Saxophone Dooden Tonguing

AKA “Ghost Tonguing”, “La-la Tonguing” or “Half Tonguing”

Example: Dooden Tonguing

I have also heard this referred to as doodle tonguing, however I believe that is incorrect as this is a trombone and trumpet technique very similar to legato tonguing.

This technique has probably got more names than any other.

In his book on jazz articulation, Miles Osland refers to it as subtonguing. This sounds like a good term, but easily confused with subtoning. I have heard that David Sanborn uses the term la-la tonguing, which sounds likely but I find the association with the teletubby of that name a bit off-putting. I have also heard people refer to it as ghost tonguing, mute tonguing, or dampen tongueing.

Whether or not dooden, (or dood’n) tonguing is the correct term, that’s what I shall use until someone is able to correct me (Please feel free)

First you need to know how to do normal tonguing

As mentioned in the page on Articulation & Tonguing, the ideal way to do normal tonguing is to place the tip of the tongue on the tip of the reed. If you can do that (and for some people it is easier than others), then dood’n tonguing should be quite straightforward. As mentioned on that page the tip of the tongue is placed against the reed in order to stop the note.

Doing the Dood’n

With dooden tonguing, the tongue is placed  very lightly against the tip of the reed and held there while you blow, so that the note is partially stopped. It sounds choked or damped so that some air is allowed to escape mostly around the sides) of the tongue but some may escape past the end depending on how lightly you hold it. You will get a rough idea vocally if you place your tongue and hold it against the bottom of your top teeth, and say a prolonged “th” syllable.

It works best when alternated with normal note production as in the example above.

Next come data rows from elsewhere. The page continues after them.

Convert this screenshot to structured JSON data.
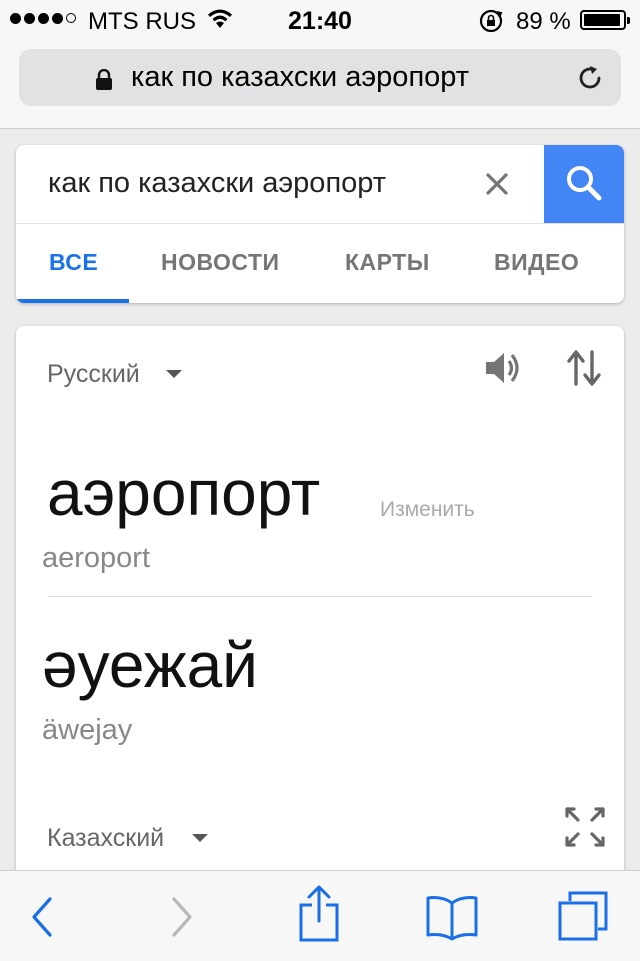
{
  "status_bar": {
    "carrier": "MTS RUS",
    "time": "21:40",
    "battery_percent": "89 %",
    "battery_level": 0.89
  },
  "browser": {
    "url_text": "как по казахски аэропорт"
  },
  "search": {
    "query": "как по казахски аэропорт",
    "tabs": [
      {
        "label": "ВСЕ",
        "active": true
      },
      {
        "label": "НОВОСТИ",
        "active": false
      },
      {
        "label": "КАРТЫ",
        "active": false
      },
      {
        "label": "ВИДЕО",
        "active": false
      }
    ]
  },
  "translate": {
    "source_language": "Русский",
    "source_word": "аэропорт",
    "edit_label": "Изменить",
    "source_transliteration": "aeroport",
    "target_word": "әуежай",
    "target_transliteration": "äwejay",
    "target_language": "Казахский"
  },
  "colors": {
    "accent": "#1a73e8",
    "search_button": "#4285f4"
  },
  "icons": {
    "signal": "signal-dots-icon",
    "wifi": "wifi-icon",
    "rotation_lock": "rotation-lock-icon",
    "battery": "battery-icon",
    "secure": "lock-icon",
    "reload": "reload-icon",
    "clear": "close-icon",
    "search": "search-icon",
    "speaker": "speaker-icon",
    "swap": "swap-icon",
    "expand": "expand-icon",
    "back": "chevron-left-icon",
    "forward": "chevron-right-icon",
    "share": "share-icon",
    "bookmarks": "book-icon",
    "tabs": "tabs-icon"
  }
}
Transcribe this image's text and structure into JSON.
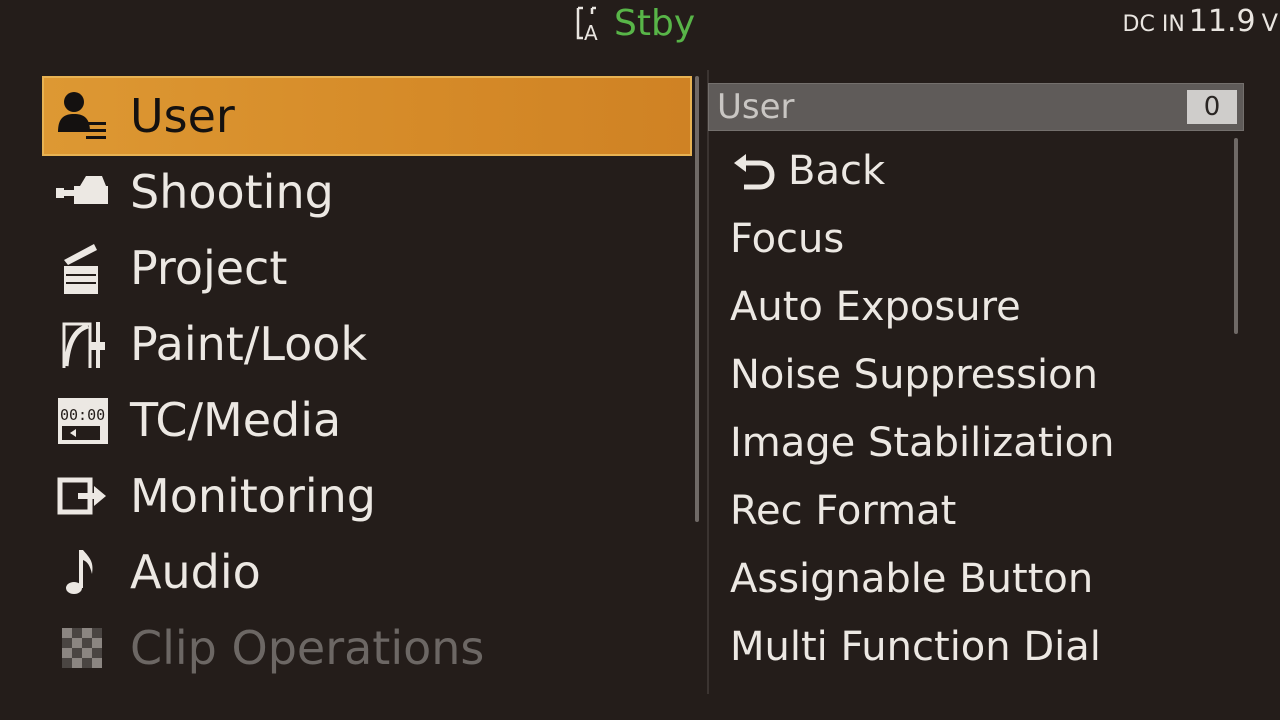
{
  "status": {
    "media_badge": "A",
    "mode": "Stby",
    "power_label": "DC IN",
    "power_value": "11.9",
    "power_unit": "V",
    "mode_color": "#58b548"
  },
  "left_menu": {
    "selected_color": "#dd9833",
    "items": [
      {
        "label": "User",
        "icon": "user-icon",
        "state": "selected"
      },
      {
        "label": "Shooting",
        "icon": "camera-icon",
        "state": "normal"
      },
      {
        "label": "Project",
        "icon": "clapperboard-icon",
        "state": "normal"
      },
      {
        "label": "Paint/Look",
        "icon": "paint-curve-icon",
        "state": "normal"
      },
      {
        "label": "TC/Media",
        "icon": "timecode-icon",
        "state": "normal"
      },
      {
        "label": "Monitoring",
        "icon": "output-icon",
        "state": "normal"
      },
      {
        "label": "Audio",
        "icon": "music-note-icon",
        "state": "normal"
      },
      {
        "label": "Clip Operations",
        "icon": "checker-icon",
        "state": "disabled"
      }
    ]
  },
  "submenu": {
    "title": "User",
    "badge": "0",
    "items": [
      {
        "label": "Back",
        "icon": "back-arrow-icon"
      },
      {
        "label": "Focus"
      },
      {
        "label": "Auto Exposure"
      },
      {
        "label": "Noise Suppression"
      },
      {
        "label": "Image Stabilization"
      },
      {
        "label": "Rec Format"
      },
      {
        "label": "Assignable Button"
      },
      {
        "label": "Multi Function Dial"
      }
    ]
  }
}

Sponsored ads

Did you enjoy this article? Please consider donating. All donations to charity Currently: £97500 so far! – INFO

Leave a Comment